Profit from fraudulent XRP giveaways: Ripple drops lawsuit against YouTube
Ripple and its CEO Brad Garlinghouse alleged that YouTube profited financially from fraudulent XRP giveaways.
Ripple has dropped its lawsuit against YouTube over the social media platform’s alleged aiding and Crypto Engine abetting in several fraudulent XRP giveaways, CEO Brad Garlinghouse announced on 9 March.
Ripple and Garlinghouse filed a lawsuit against YouTube LLC in April 2020, alleging that the platform benefited from the fraudulent activities and failed to step in and stop them as part of its management powers. Garlinghouse announced on Twitter on 9 March:
„Last year @Ripple and I sued @YouTube for failing to enforce their own policies. They allowed fake accounts (posing as verified accounts of me/Ripple) to distribute fraudulent XRP giveaways. We have now agreed to work together to prevent, detect and eliminate these scams.“
The scams involved so-called spear phishing attacks, where a user’s account is hacked and its contents deleted. The account was then set up to look like that of a cryptocurrency celebrity, such as Garlinghouse is. A fake XRP giveaway was then distributed, asking users to deposit amounts between 5,000 and 1,000,000 XRP. In exchange, they were promised that they would receive five times the original amount back.
Ripple and Garlinghouse claimed that YouTube knowingly profited from such scams
Indeed, the company continued to run ads on the fraudulent videos in question.
Garlinghouse pointed out that progress was being made. But social media sites still have a responsibility to keep their own platforms clean, he said. Garlinghouse wrote in response:
„Social platforms are beginning to recognise the role they play in crypto fraud. They are also seeing the need to become part of the solution. Some people, such as @xrpforensics, are helping to track down/trace stolen money, but the platforms need to get involved, otherwise it’s still just blind bashing.“
No details are being made public about the nature of the settlement between Ripple and YouTube, Garlinghouse said. He noted that accountability is needed, especially now that governments are looking more closely at the cryptocurrency space.
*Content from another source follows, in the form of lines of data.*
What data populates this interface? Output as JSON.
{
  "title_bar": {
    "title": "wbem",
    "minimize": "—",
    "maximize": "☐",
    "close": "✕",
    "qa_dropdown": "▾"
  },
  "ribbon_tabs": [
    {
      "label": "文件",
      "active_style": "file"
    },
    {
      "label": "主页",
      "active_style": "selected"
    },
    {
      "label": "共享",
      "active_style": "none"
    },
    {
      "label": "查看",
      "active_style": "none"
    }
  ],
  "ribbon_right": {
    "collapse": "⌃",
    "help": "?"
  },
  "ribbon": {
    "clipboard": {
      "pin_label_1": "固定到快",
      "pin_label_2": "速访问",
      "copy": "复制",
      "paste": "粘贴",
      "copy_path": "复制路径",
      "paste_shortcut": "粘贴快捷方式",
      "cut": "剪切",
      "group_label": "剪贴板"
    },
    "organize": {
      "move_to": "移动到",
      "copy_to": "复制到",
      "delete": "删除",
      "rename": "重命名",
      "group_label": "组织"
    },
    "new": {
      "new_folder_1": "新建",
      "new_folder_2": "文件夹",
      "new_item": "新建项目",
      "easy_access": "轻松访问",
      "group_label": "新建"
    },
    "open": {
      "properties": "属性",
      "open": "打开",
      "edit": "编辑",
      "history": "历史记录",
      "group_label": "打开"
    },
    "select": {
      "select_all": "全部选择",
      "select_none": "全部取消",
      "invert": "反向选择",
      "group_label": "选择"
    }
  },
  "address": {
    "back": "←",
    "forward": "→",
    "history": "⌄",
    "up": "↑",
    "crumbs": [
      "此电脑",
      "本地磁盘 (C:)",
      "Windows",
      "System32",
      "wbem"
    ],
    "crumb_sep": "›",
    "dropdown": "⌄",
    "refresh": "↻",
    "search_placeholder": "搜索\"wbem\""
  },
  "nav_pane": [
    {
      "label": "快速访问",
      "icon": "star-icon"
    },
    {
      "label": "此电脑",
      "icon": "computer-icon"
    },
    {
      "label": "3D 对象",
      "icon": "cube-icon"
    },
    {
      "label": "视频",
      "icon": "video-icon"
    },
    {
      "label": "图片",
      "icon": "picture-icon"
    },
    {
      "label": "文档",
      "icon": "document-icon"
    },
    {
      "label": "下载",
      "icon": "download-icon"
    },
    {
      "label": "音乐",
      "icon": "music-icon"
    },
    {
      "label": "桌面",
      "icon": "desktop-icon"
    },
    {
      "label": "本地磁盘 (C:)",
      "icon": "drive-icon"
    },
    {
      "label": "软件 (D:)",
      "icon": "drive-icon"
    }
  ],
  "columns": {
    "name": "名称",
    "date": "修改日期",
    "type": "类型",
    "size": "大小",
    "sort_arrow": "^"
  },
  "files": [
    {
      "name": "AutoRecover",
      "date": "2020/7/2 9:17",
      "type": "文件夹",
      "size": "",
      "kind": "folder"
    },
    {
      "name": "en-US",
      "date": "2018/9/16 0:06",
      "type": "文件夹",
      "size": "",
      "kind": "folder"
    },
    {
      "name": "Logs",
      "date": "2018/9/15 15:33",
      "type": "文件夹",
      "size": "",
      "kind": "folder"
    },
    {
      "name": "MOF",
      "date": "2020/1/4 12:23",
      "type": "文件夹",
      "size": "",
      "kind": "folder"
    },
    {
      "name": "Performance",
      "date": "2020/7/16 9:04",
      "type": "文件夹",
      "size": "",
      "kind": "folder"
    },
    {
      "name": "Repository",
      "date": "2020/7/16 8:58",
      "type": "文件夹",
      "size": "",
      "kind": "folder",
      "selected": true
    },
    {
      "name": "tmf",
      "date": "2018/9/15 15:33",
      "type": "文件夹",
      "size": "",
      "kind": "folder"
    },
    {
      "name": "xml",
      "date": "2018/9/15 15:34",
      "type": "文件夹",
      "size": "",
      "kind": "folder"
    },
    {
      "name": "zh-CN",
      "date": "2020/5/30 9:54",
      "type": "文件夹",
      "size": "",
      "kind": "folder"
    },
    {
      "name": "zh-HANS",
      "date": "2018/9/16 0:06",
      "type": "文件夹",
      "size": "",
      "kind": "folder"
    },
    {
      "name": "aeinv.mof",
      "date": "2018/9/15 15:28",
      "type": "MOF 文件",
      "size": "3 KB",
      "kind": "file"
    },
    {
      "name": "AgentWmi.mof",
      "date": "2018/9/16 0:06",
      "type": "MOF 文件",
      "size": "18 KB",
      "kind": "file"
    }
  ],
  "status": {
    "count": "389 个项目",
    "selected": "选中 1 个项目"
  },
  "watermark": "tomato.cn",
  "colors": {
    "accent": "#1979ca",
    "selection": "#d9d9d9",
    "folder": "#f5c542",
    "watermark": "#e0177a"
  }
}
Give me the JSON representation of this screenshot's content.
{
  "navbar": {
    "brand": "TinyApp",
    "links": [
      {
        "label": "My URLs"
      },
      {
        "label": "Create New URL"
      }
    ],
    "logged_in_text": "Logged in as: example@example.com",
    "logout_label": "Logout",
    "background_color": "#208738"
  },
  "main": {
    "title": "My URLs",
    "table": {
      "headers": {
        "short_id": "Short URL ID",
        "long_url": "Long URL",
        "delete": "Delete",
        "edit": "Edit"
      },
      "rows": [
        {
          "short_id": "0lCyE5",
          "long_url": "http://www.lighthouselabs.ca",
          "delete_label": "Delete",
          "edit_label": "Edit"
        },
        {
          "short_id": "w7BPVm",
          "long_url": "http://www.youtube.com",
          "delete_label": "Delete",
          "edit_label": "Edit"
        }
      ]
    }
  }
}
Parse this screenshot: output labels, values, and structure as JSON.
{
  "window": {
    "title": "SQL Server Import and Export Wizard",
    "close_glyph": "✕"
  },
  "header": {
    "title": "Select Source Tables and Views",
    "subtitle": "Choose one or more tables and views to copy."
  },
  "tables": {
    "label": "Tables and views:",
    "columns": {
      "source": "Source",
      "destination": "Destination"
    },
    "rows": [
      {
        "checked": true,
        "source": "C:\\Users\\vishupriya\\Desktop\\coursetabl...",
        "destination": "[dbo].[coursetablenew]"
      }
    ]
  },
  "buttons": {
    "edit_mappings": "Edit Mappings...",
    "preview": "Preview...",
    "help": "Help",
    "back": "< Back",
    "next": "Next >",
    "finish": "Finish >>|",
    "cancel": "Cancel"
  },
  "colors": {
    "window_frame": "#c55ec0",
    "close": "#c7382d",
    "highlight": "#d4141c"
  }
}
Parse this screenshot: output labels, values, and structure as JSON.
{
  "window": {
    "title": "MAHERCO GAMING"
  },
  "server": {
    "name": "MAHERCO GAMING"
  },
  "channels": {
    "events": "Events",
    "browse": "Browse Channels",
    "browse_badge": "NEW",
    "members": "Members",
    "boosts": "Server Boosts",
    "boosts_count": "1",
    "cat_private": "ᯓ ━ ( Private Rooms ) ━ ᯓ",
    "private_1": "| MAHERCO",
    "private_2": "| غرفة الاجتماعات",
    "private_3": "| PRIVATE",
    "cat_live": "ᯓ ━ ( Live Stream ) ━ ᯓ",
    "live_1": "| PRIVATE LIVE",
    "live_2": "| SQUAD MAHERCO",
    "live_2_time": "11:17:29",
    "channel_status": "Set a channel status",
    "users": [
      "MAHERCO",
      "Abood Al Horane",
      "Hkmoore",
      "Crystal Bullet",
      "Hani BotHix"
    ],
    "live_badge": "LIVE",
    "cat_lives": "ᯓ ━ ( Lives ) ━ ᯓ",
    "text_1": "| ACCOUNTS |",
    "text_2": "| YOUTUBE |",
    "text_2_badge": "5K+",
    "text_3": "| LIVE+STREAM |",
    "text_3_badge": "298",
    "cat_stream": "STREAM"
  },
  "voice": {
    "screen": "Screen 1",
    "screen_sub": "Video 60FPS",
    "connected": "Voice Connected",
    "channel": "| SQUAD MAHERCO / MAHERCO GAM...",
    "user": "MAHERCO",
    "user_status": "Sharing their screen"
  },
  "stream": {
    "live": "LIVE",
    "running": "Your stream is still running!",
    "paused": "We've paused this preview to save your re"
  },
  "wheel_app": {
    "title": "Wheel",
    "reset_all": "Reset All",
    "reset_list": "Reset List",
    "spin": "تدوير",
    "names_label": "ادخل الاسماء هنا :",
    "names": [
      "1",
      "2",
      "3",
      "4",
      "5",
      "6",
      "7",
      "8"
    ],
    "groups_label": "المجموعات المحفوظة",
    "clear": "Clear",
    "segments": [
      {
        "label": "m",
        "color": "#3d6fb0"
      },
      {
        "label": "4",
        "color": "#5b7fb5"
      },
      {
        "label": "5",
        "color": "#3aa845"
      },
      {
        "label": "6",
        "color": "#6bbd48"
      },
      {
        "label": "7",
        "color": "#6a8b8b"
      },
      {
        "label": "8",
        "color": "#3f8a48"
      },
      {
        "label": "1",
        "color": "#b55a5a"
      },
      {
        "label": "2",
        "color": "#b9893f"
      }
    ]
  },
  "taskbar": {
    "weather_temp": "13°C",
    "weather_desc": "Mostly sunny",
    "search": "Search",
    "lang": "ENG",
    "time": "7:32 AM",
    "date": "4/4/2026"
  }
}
Ripple remains under investigation by the US Securities and Exchange Commission (SEC) for an alleged violation of securities laws. The SEC alleges that Ripple failed to properly register the XRP before the platform sold US$1.38 billion worth of tokens to investors.